January 11, 2023 • Dave Landahl • Bass Pro Tour

Fans of the Bass Pro Tour are well aware of the frantic pace of the “every scorable fish counts” format the BPT operated under from 2019 through 2022. What fans may not be aware of is how challenging the transition was from the five-fish-limit format to every scorable bass.

Thirteen-year tour-level pro Randall Tharp has always considered himself better at five-fish events, primarily because that’s how he’s fished the majority of his professional career (and life). Tharp nonetheless qualified for REDCREST in 2019, 2020, 2021 and 2023. In fact, the Florida pro was fifth in Angler of the Year standings heading into the last event of the 2022 regular season at Mille Lacs, and ended up 15th – Tharp’s best year to date on the BPT.

“When you’re fishing against this stacked field, you can’t afford to lose a fish, period,” Tharp said. “I really upped my game (in 2022) and worked on little things to become more competitive (in the format), and hopefully be in a position to win tournaments and to qualify for Heavy Hitters and REDCREST.

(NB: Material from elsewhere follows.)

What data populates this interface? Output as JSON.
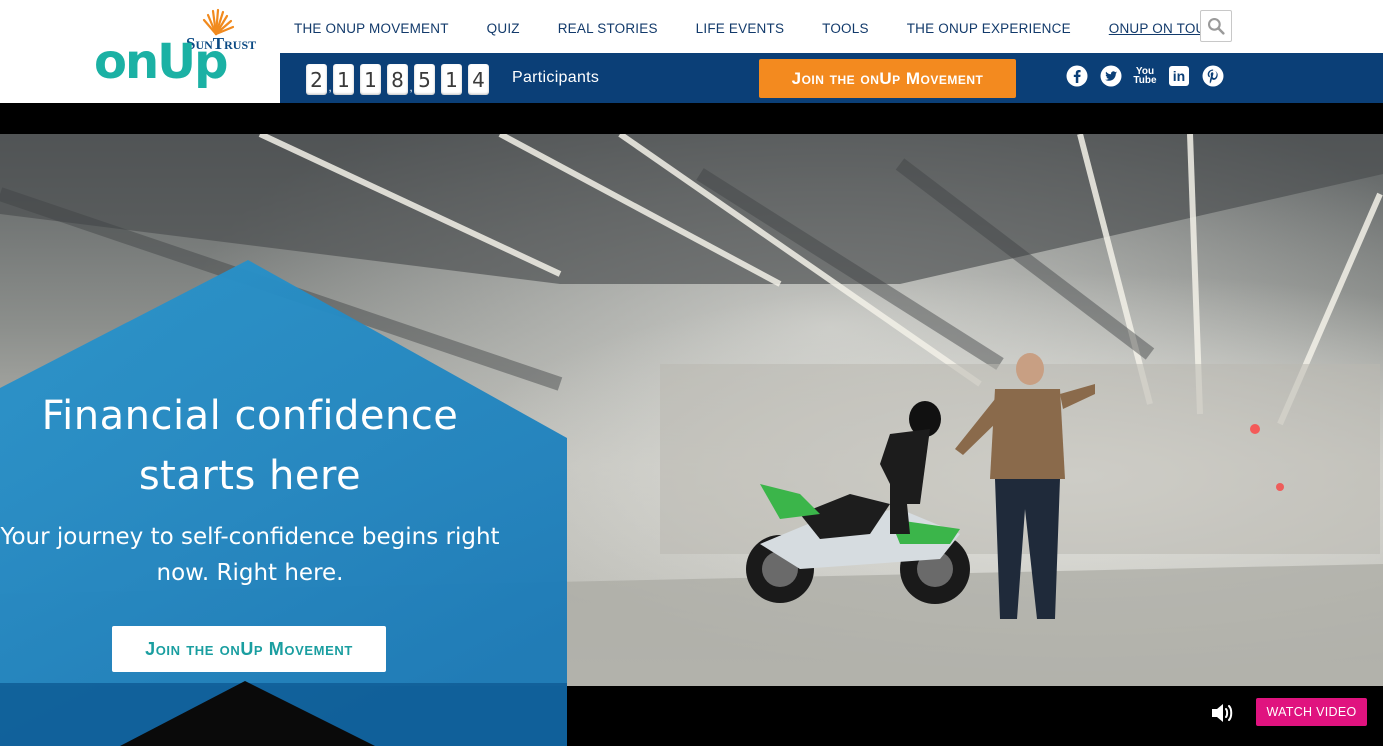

However, with the BPT’s switch to the five-biggest-fish scoring format in 2023, Tharp is excited to settle back into his comfort zone again while maintaining the dynamic movement of SCORETRACKER®’s live-scoring element.

“With our format switching to the best five fish, I like my odds,” Tharp said. “I believe the five-fish weight will allow for opening up a bag of tricks that we are all good at using. The tournaments will be more dynamic. I think the five-fish approach is the best way to emphasize the big fish we catch. I feel like we’re getting closer to being exactly where we need to be as a sport with the BPT.”

Small changes atop SCORETRACKER®

Some pundits and fans have opined that the shift to a five-fish scoring structure will change who’s on top of SCORETRACKER® in 2023. Tharp isn’t one of them. 

“I still believe the guys who’ve been at the top will still be at the top of SCORETRACKER®,” Tharp said. “A guy like Jacob Wheeler puts in so much hard work. It’s tough to beat someone who puts in the time on the water to figure things out.

“Some guys may see their standing improve, though. Someone like Tommy Biffle, for example; he has a mantle full of trophies fishing a five-fish format. I think you’ll see guys like that place higher at certain events that fit their strengths.”

Tharp investing time in forward-facing sonar

Even though he’s not a devotee of forward-facing sonar, Tharp has added it to his shallow-water toolbox. Photo by Garrick Dixon.

Tharp admits that forward-facing sonar has changed his game quite a bit, but he certainly isn’t hooked on it yet.

“The first year forward-facing sonar was out, I was stubborn; I didn’t really change,” Tharp said. “In 2022, I evolved into ‘hunting’ bass more efficiently. I’m still not a forward-facing sonar junkie, but this was my first year really using it, and it made a big difference. There were a lot of fish I caught this year I wouldn’t have without it.”

Don’t expect to see Tharp using a spinning rod in deep water, though. He’s using the new tech, but still prefers fishing how he likes to fish.

“I’m just not a guy fishing 25 feet deep using a drop-shot,” Tharp said. “The first day I really used forward-facing sonar, I searched under a dock and caught a 4-pounder. I would never have done it without the sonar. Some of those guys who fish offshore are so far ahead with forward-facing sonar; Wheeler, Connell, Neal, they’re just so good with it. I still like to fish shallower and can use the technology. Looking under docks is a prime example of using the tech to your advantage.”

Still, with Tharp evolving and improving his skills at finding large groups of quality fish, will he shift to utilizing forward-facing sonar even more? Well, to some extent.

“You have to change with the fast-evolving technology,” Tharp said. “It’s so fascinating to see how things evolve. I prefer the instinctual events, but we don’t see as many of those anymore. The advancing technology is here and you have to change with it if you want to be successful. I’m not saying I like all the changes, but they help you get paid more. I’m mentally in a good place. I feel good, I’m fishing good, and I hate losing, but at the end of the day, I want to get paid.”